ASSIGNED TASK » Lines that include "code" make up the answer; copy all of them from the data below.

___ THE DATA

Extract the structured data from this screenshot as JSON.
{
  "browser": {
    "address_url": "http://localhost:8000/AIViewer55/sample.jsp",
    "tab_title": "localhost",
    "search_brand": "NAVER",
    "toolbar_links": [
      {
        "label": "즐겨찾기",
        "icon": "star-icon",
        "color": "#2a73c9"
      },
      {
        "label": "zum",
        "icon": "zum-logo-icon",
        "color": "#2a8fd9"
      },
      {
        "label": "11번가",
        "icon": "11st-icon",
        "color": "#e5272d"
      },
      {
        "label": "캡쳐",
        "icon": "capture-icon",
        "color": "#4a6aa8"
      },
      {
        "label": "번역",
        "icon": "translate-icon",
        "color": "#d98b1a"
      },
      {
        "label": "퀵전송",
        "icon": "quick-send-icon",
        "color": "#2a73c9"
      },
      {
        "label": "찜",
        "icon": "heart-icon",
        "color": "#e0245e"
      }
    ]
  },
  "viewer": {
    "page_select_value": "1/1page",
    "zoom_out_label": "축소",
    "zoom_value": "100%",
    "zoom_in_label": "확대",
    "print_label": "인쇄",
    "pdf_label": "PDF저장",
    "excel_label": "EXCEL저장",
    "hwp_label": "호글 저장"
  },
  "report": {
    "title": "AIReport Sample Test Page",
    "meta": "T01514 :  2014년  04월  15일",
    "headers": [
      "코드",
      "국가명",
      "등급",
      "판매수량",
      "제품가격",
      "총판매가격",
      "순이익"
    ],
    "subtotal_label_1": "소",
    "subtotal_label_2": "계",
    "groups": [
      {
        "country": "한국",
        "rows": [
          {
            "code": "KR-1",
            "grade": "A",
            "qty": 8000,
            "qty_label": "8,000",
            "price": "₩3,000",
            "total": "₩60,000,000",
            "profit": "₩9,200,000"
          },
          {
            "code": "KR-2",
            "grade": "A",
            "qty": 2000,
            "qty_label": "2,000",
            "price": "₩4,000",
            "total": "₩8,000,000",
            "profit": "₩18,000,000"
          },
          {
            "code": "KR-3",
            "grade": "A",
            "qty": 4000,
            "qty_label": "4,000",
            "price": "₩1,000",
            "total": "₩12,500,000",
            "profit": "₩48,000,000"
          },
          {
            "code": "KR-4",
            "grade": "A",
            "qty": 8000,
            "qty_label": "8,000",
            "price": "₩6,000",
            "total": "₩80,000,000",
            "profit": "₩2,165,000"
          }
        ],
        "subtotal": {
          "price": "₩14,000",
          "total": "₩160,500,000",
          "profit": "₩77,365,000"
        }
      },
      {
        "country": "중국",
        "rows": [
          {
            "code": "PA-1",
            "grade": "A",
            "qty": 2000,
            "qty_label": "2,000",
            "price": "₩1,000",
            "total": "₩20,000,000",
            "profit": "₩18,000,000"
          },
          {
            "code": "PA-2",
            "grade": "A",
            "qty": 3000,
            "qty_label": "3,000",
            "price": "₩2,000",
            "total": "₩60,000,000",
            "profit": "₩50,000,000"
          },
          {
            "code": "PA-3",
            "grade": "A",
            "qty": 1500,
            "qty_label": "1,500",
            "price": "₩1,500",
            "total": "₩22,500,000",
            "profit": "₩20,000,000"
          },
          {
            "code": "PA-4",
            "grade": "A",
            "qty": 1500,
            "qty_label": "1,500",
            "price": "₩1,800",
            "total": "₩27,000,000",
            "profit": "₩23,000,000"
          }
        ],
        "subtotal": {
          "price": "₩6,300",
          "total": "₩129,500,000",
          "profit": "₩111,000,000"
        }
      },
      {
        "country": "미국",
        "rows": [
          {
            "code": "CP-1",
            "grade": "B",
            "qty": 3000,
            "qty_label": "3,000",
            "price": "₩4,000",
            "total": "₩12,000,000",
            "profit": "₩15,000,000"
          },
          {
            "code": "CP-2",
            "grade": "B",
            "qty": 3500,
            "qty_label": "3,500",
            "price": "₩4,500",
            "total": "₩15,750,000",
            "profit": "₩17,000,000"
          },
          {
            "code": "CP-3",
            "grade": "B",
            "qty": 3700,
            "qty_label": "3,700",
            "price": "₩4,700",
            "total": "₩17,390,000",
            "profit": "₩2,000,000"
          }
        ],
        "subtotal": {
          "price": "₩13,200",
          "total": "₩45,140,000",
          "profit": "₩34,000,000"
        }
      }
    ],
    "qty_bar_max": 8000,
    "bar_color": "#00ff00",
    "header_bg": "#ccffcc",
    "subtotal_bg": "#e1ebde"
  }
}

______

RESULT OF THE EXERCISE »
            "code": "KR-1",
            "code": "KR-2",
            "code": "KR-3",
            "code": "KR-4",
            "code": "PA-1",
            "code": "PA-2",
            "code": "PA-3",
            "code": "PA-4",
            "code": "CP-1",
            "code": "CP-2",
            "code": "CP-3",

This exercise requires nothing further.